It doesn't seem like much. Six mana for a 50-50 shot at a creature? Nine mana for a 75% chance to have a 2/2 flier? There are better ways to get one! It's quite a decent Limited card because it strongly deters your opponent from attacking if you have Wirefly potential, and it is a repeatable creature source. But it seemingly has no place in Constructed, especially since that last clause keeps the Wireflies in check, and thus stunts your fun. Unless… Unless… Unless… all… your… opponent's… creatures…were Wireflies!!!
This is not what the card was designed to do. This is a clear violation of flavor, intent, and all sense of fair play. This is nigh unto a crime against nature (which is what got me talkin' all high-falutin' with the “nigh” and the “unto” and all)! Wirefly Hive says “destroy all Wireflies” because it doesn't want you to keep building a squadron until you have five or six or eighty-seven Wireflies in play. It doesn't include that clause to act as a selective Wrath of God.
But that's what we're going to use it for.
Pair it with Imagecrafter and it can pick off creatures—if you lose the flip. (That's what makes this whole endeavor feel really dirty: to work properly, you have to lose the flip!) Pair it with Standardize and you have a shot at a Wrath, dependent on the coin flip. But I'm just building up to the good one… and here it is: Pair Wirefly Hive with Unnatural Selection and you've twisted the game into a grotesque shadow of its former self. That's a Wirefly, that's a Wirefly, that's a Wirefly… destroy all Wireflies! Blue enchantment + token producer = selective mass coin-flip-dependent creature destruction! Ye gods! Oh Richard Garfield, why have you forsaken us?
“Unnatural” is putting it lightly…
The fun doesn't end there. Toss in March of the Machines, and you can use the Selection-Hive engine to blow up artifacts as well! Goblin Pyromancer is a guaranteed one-shot version of the Hive's ability, so it seems like a fine addition for purposes of redundancy (and lunacy). The deck is clearly asking for Krark's Thumb, so in it goes. And now that the Thumb is in, since the deck is already Online Extended in format and I have alternate victory conditions on the brain, I might as well make it a Chance Encounter deck. It doesn't have to be. You could go simple beatdown. The game gets relatively easy when you can knock out every creature (and, with more difficulty, artifact) your opponent plays. But the deck layout below would look pretty dumb with only Hive, Thumb, and Selection in there, so here's a whole 60 cards:

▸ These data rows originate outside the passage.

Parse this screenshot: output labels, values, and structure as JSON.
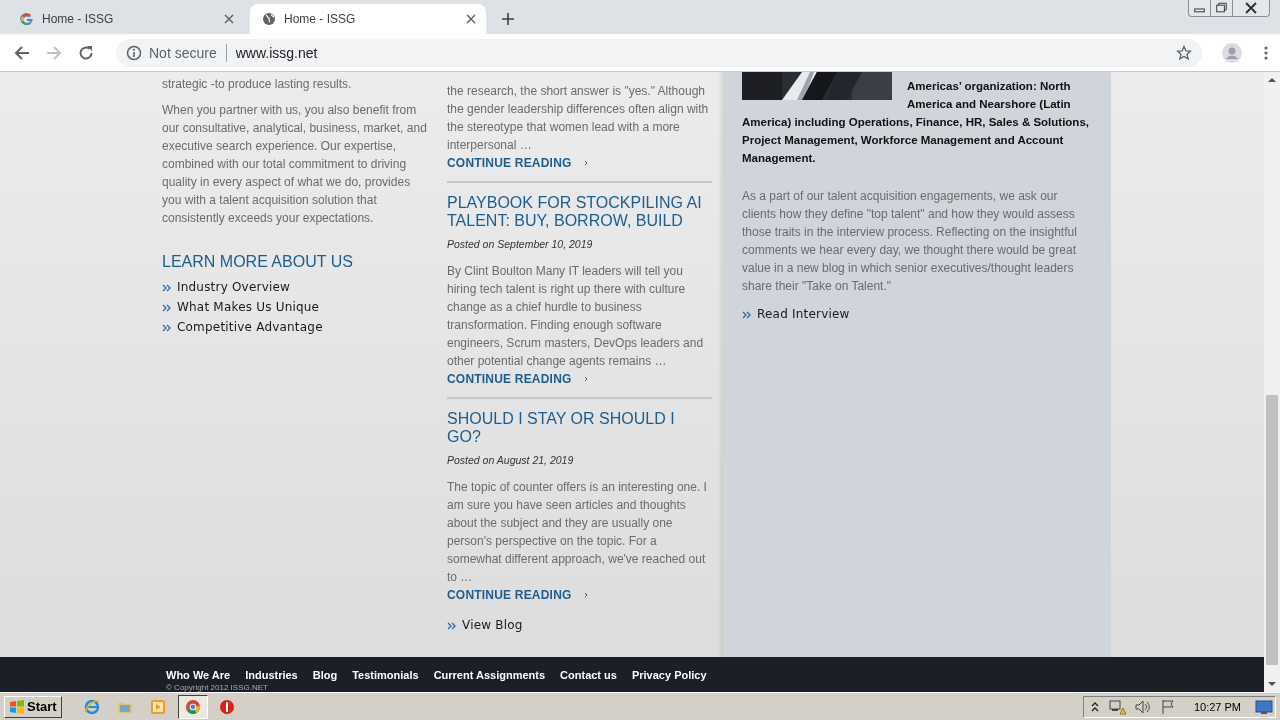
{
  "browser": {
    "tabs": [
      {
        "title": "Home - ISSG",
        "kind": "google",
        "selected": false
      },
      {
        "title": "Home - ISSG",
        "kind": "globe",
        "selected": true
      }
    ],
    "address": {
      "security": "Not secure",
      "url": "www.issg.net"
    }
  },
  "about": {
    "paragraphs": [
      "strategic -to produce lasting results.",
      "When you partner with us, you also benefit from our consultative, analytical, business, market, and executive search experience. Our expertise, combined with our total commitment to driving quality in every aspect of what we do, provides you with a talent acquisition solution that consistently exceeds your expectations."
    ],
    "heading": "LEARN MORE ABOUT US",
    "links": [
      "Industry Overview",
      "What Makes Us Unique",
      "Competitive Advantage"
    ]
  },
  "posts": [
    {
      "excerpt": "the research, the short answer is \"yes.\" Although the gender leadership differences often align with the stereotype that women lead with a more interpersonal …",
      "more": "CONTINUE READING"
    },
    {
      "title": "PLAYBOOK FOR STOCKPILING AI TALENT: BUY, BORROW, BUILD",
      "posted": "Posted on September 10, 2019",
      "excerpt": "By Clint Boulton Many IT leaders will tell you hiring tech talent is right up there with culture change as a chief hurdle to business transformation. Finding enough software engineers, Scrum masters, DevOps leaders and other potential change agents remains …",
      "more": "CONTINUE READING"
    },
    {
      "title": "SHOULD I STAY OR SHOULD I GO?",
      "posted": "Posted on August 21, 2019",
      "excerpt": "The topic of counter offers is an interesting one. I am sure you have seen articles and thoughts about the subject and they are usually one person's perspective on the topic. For a somewhat different approach, we've reached out to …",
      "more": "CONTINUE READING"
    }
  ],
  "view_blog": "View Blog",
  "feature": {
    "bio": [
      "Americas’ organization: North America and Nearshore (Latin",
      "America) including Operations, Finance, HR, Sales & Solutions, Project Management, Workforce Management and Account Management."
    ],
    "paragraph": "As a part of our talent acquisition engagements, we ask our clients how they define \"top talent\" and how they would assess those traits in the interview process. Reflecting on the insightful comments we hear every day, we thought there would be great value in a new blog in which senior executives/thought leaders share their \"Take on Talent.\"",
    "link": "Read Interview"
  },
  "footer": {
    "links": [
      "Who We Are",
      "Industries",
      "Blog",
      "Testimonials",
      "Current Assignments",
      "Contact us",
      "Privacy Policy"
    ],
    "copyright": "© Copyright 2012 ISSG.NET"
  },
  "taskbar": {
    "start": "Start",
    "apps": [
      {
        "kind": "ie",
        "selected": false
      },
      {
        "kind": "folder",
        "selected": false
      },
      {
        "kind": "media",
        "selected": false
      },
      {
        "kind": "chrome",
        "selected": true
      },
      {
        "kind": "stop",
        "selected": false
      }
    ],
    "clock": "10:27 PM"
  }
}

And remember: When you lose the Wirefly Hive flip, it will always destroy Mistform Ultimus.
Until next week, have fun breaking the rules.
Mark may be reached at firstname.lastname@example.org. Send rules-related Magic questions to email@example.com.